**DIRECTIONS**.
Lines holding the word "value" are the ones to copy from the data below.

EXTRACTED DATA Start Marker

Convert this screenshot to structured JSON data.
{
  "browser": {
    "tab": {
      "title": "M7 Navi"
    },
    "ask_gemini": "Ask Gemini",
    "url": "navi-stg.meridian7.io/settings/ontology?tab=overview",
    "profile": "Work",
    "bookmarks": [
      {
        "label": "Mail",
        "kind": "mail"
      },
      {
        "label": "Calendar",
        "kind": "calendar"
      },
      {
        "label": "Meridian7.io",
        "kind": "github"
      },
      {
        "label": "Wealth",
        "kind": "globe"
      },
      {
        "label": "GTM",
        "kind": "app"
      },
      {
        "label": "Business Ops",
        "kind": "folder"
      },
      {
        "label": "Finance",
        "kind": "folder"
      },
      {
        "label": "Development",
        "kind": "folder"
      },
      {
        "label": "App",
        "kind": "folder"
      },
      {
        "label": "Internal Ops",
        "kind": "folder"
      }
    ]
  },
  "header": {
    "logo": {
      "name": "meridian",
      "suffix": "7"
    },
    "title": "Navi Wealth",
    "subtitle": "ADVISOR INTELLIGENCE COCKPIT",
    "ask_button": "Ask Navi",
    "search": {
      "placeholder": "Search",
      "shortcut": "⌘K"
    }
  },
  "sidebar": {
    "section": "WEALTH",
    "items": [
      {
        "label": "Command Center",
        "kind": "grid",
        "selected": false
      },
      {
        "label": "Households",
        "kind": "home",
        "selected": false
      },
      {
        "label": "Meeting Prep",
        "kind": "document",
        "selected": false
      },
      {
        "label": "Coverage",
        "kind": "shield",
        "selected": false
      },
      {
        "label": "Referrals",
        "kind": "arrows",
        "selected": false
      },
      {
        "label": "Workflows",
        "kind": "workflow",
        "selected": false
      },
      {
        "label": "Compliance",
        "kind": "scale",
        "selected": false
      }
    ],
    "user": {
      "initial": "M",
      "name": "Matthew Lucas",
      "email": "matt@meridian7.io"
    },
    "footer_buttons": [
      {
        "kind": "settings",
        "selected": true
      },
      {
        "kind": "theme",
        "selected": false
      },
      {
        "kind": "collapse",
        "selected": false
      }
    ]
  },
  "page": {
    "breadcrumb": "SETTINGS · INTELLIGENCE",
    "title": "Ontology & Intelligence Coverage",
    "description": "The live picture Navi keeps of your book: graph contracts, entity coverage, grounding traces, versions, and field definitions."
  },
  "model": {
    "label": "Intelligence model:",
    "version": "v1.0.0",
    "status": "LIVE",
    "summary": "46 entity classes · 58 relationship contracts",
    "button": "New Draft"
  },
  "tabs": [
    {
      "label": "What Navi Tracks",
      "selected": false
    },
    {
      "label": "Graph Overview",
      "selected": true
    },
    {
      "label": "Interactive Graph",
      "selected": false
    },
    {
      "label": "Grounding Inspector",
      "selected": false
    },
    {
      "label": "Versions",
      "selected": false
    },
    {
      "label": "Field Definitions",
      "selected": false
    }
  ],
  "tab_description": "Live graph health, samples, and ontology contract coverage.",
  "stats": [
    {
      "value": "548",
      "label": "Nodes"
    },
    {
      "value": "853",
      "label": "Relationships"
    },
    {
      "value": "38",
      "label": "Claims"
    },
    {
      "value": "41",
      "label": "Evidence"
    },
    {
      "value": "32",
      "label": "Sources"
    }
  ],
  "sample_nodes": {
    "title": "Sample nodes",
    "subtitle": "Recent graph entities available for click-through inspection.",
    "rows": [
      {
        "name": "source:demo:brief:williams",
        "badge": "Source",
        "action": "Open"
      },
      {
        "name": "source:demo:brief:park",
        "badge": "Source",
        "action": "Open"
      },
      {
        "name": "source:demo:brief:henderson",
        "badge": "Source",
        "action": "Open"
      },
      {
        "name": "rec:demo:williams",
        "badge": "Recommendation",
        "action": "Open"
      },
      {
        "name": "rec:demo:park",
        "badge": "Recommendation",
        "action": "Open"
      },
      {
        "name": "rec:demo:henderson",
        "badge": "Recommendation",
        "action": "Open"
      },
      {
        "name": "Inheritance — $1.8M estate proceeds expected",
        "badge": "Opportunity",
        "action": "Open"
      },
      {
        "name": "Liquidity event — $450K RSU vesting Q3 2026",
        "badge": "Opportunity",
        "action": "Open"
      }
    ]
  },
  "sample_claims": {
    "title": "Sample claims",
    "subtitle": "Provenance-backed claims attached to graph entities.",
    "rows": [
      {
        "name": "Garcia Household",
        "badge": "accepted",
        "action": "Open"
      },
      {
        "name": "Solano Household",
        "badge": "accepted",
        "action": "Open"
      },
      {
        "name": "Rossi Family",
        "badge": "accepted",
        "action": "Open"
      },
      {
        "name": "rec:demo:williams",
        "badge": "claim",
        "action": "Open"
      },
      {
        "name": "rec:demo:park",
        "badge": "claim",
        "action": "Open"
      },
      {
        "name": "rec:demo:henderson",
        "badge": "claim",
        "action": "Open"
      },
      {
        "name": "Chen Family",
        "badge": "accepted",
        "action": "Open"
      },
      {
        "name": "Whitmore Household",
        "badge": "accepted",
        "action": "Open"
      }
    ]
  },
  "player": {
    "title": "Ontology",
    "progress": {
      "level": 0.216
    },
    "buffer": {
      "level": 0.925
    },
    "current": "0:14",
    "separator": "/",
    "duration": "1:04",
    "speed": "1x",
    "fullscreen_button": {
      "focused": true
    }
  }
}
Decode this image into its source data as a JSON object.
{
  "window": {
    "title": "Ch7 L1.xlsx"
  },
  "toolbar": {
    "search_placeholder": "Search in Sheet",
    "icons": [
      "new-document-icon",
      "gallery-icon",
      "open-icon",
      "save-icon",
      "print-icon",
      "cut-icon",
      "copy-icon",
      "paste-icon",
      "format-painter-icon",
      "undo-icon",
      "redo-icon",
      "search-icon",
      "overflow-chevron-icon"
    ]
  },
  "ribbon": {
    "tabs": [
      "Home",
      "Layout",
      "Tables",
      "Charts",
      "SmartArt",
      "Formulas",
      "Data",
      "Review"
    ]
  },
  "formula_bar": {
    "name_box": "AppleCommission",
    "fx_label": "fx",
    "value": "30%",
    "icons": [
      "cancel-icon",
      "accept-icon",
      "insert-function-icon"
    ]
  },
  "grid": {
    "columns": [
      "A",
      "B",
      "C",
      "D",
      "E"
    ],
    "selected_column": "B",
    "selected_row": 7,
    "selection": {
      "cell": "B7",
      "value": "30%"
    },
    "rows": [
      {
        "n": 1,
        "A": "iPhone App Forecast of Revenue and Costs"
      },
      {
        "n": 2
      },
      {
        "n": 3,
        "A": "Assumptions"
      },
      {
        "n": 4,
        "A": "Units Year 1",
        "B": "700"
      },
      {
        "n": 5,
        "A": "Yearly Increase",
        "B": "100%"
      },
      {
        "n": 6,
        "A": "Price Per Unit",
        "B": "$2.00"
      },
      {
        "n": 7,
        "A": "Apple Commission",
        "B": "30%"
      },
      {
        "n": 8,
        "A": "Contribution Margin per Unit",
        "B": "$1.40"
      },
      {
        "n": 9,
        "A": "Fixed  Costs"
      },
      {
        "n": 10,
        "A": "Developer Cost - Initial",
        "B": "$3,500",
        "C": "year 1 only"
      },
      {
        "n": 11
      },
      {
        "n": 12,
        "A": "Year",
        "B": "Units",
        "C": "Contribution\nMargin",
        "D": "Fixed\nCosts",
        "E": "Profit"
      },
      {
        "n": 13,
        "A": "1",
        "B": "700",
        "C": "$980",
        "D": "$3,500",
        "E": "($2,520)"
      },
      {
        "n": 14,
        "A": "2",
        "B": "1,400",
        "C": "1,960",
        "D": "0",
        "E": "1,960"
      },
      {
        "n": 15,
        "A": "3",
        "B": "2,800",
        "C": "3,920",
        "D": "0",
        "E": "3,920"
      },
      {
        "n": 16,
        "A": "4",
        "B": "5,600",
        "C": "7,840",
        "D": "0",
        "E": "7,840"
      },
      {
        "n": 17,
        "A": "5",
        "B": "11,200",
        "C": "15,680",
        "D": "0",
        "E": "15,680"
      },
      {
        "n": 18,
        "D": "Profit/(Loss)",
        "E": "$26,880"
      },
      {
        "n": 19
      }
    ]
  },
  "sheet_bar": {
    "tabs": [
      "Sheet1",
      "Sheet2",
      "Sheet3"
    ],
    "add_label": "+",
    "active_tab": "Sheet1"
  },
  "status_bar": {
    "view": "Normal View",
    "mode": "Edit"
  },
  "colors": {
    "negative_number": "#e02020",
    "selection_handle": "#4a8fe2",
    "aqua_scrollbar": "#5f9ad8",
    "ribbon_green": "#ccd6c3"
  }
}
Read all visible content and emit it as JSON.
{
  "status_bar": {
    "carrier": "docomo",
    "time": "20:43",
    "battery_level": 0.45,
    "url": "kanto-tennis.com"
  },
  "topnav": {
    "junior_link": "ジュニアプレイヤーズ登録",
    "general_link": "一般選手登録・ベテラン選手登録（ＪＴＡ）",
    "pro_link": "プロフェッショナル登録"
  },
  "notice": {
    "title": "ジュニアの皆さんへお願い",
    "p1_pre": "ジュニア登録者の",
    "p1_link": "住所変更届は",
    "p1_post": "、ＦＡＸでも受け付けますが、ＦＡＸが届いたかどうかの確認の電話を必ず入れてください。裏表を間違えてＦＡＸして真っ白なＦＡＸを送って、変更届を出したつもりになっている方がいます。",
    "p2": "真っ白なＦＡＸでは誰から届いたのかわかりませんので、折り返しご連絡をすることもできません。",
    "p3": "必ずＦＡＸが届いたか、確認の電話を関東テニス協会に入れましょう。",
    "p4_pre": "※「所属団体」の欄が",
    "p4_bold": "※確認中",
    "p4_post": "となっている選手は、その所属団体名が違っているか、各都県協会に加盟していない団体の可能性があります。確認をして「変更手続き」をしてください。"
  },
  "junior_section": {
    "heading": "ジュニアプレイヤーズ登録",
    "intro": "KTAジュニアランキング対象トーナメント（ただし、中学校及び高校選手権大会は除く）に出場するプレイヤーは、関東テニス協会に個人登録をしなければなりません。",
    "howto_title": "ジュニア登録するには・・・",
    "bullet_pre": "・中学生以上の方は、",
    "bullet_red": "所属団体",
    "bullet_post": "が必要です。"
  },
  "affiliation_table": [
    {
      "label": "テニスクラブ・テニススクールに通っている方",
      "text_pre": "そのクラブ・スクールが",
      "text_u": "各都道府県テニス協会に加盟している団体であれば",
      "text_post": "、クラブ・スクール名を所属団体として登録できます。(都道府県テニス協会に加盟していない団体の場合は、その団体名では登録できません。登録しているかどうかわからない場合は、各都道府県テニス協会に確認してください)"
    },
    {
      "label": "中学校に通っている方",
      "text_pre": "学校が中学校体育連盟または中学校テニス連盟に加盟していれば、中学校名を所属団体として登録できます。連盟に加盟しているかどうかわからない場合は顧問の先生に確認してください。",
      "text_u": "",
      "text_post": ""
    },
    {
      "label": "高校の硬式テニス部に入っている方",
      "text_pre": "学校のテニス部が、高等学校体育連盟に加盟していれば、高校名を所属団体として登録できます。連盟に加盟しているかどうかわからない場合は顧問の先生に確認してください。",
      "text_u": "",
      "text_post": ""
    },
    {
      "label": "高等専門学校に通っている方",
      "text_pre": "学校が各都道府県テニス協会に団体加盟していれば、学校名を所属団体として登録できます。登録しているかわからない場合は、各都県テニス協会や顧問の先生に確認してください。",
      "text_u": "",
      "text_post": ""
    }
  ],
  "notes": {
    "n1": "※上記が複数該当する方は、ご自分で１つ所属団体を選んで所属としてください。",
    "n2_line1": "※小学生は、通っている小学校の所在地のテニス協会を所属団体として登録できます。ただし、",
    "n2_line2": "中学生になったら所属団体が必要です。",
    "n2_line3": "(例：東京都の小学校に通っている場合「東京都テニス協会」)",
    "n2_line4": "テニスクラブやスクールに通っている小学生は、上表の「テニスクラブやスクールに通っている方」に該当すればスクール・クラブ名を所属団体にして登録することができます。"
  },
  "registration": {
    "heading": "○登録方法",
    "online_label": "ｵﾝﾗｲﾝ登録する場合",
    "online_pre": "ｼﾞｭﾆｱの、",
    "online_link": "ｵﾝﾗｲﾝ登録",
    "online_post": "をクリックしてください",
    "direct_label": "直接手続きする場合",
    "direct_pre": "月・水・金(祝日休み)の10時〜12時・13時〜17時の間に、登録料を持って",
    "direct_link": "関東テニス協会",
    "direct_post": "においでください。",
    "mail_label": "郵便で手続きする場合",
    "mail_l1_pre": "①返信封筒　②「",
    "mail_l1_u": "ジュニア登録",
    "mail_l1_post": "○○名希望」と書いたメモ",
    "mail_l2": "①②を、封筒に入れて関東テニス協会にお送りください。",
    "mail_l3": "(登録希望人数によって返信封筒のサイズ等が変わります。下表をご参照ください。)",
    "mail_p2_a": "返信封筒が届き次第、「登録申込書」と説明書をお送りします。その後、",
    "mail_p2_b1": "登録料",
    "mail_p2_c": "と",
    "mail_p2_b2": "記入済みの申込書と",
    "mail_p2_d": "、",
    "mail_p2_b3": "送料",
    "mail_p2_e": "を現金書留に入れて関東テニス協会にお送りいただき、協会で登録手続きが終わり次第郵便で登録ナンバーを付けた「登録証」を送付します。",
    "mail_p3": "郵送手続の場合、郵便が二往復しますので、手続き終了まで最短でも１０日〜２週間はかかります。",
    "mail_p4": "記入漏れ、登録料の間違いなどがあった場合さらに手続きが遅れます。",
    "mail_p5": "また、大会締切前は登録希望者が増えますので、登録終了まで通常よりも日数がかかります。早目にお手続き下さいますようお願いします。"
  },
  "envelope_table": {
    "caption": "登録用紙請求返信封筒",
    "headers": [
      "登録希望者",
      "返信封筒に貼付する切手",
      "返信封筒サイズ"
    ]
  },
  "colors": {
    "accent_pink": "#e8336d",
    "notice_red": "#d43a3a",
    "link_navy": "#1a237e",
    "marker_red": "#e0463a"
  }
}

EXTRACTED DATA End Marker

**SOLUTION FOR THIS PROBLEM**.
      "value": "548",
      "value": "853",
      "value": "38",
      "value": "41",
      "value": "32",
    "value": "30%",
      "value": "30%"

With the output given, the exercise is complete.